“It started off scary and unpredictable, but we became more educated about COVID, its effects and things of that nature,” he said. “One COVID death is too many, but one year out we don’t have as many horror stories that we have seen publicized in larger cities.”
For many residents, the inconveniences and loss of activities that make up their routine lifestyle have been among the most difficult part of the pandemic.
“It’s been an inconvenience because we’ve lost our normal way of life – everything from social activities,” Johnson said. “We’re a very religious community, and not being able to go into church for a funeral has been abnormal, but we’ve made it through.”
The way parish and municipal entities held meetings and schools conducted class have obviously looked different, thanks Zoom meetings and virtual learning.
Technology kept the ball rolling during the last year, but it has been a major adjustment, Grosse Tete Mayor Mike Chauffe said.
“Never in all my years did I imagine we would be going through so many virtual meetings,” he said. “I realize we had to keep government operating and kids still have to go to school, but it’s been a big adjustment.
“It helped us continue business, but it’s so hard on others, especially the kids in the virtual learning programs,” Chauffe said. “I think we will get through it, but I’m convinced that it will take the vaccine for us to get it. I’ve urged as many people as possible to get the vaccine, because that’s going to be our path back to normal life.”
The amount of time it will take remains a big question, but Reeves said focus needs to go on a sector that has suffered during the pandemic.

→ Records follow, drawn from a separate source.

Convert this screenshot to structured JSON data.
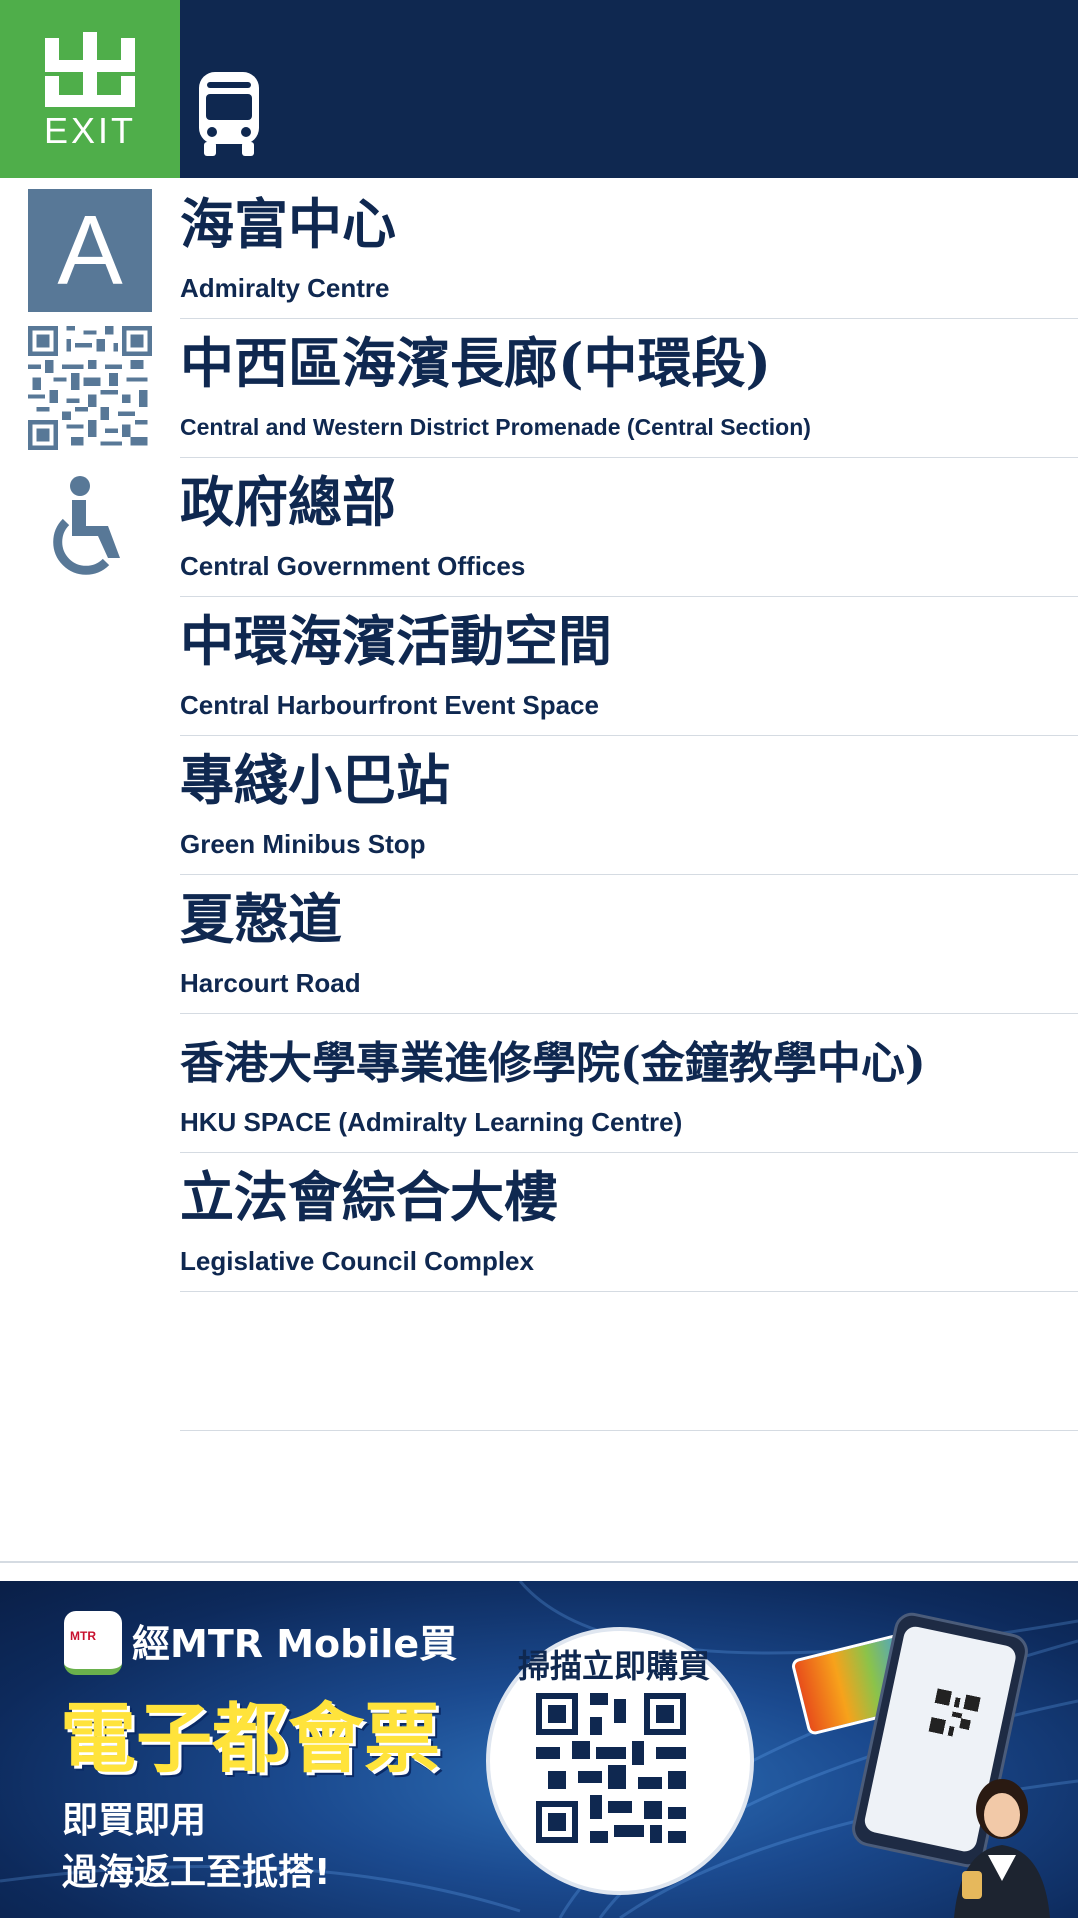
{
  "header": {
    "exit_label": "EXIT",
    "exit_glyph_name": "exit-character-icon",
    "transport_icon": "bus-icon",
    "colors": {
      "bar": "#0f2850",
      "exit_box": "#4fae4a"
    }
  },
  "exit": {
    "letter": "A",
    "badge_color": "#587897",
    "qr_icon": "qr-code-icon",
    "accessibility_icon": "wheelchair-icon"
  },
  "destinations": [
    {
      "zh": "海富中心",
      "en": "Admiralty Centre"
    },
    {
      "zh": "中西區海濱長廊(中環段)",
      "en": "Central and Western District Promenade (Central Section)"
    },
    {
      "zh": "政府總部",
      "en": "Central Government Offices"
    },
    {
      "zh": "中環海濱活動空間",
      "en": "Central Harbourfront Event Space"
    },
    {
      "zh": "專綫小巴站",
      "en": "Green Minibus Stop"
    },
    {
      "zh": "夏慤道",
      "en": "Harcourt Road"
    },
    {
      "zh": "香港大學專業進修學院(金鐘教學中心)",
      "en": "HKU SPACE (Admiralty Learning Centre)"
    },
    {
      "zh": "立法會綜合大樓",
      "en": "Legislative Council Complex"
    }
  ],
  "ad": {
    "app_icon_text": "MTR",
    "headline": "經MTR Mobile買",
    "title": "電子都會票",
    "line1": "即買即用",
    "line2": "過海返工至抵搭!",
    "scan_label": "掃描立即購買",
    "qr_icon": "qr-code-icon"
  }
}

“We need to get the businesses back on their feet, and that’s going to be a major goal, although I’m not aware of anyone here who went out of business,” he said. “While everyone has afloat, I know many are hurting.”
Restrictions will likely ease as the case count decreases and more residents take the vaccination, but the time frame is not certain.
Reeves would like to see restrictions end by summer for a Fourth of July celebration, although time is running short to plan for the event.
“The Fourth of July would be a nice turning point for an end to all these restrictions,” he said. “We will have to plan, but we don’t have a band booked … we’re still watching the radar.”
Some plans have already taken shape. The Plaquemine Community Center is booked up for the rest of the year, and plans are on the books for a St. Jude Car Show this year.
“I think it has helped tremendously that most people have followed the CDC warnings, although it’s sad that we’ve lost 90 people in Iberville, which has really hit home – those people aren’t ever coming home.”
Vaccinations will ultimately make the biggest difference, according to local officials.
Some residents remain skeptical, but many are starting to get the message, Johnson said.
“There are far more reasons to take it, and it beats the alternative,” he said. “One year removed, and I think we’re starting to see the sunlight. I’m thankful the restrictions have been eased and more people are taking the vaccine, but we still have some work to do on the hesitancy and fear of the vaccine.”
Ourso said he is convinced that the vaccinations are the path that will lead to the end of the pandemic.
“The numbers are saying it all,” he said. “I feel very good about the numbers so far, and I think the sooner people take the vaccines, the sooner things will start rolling again.”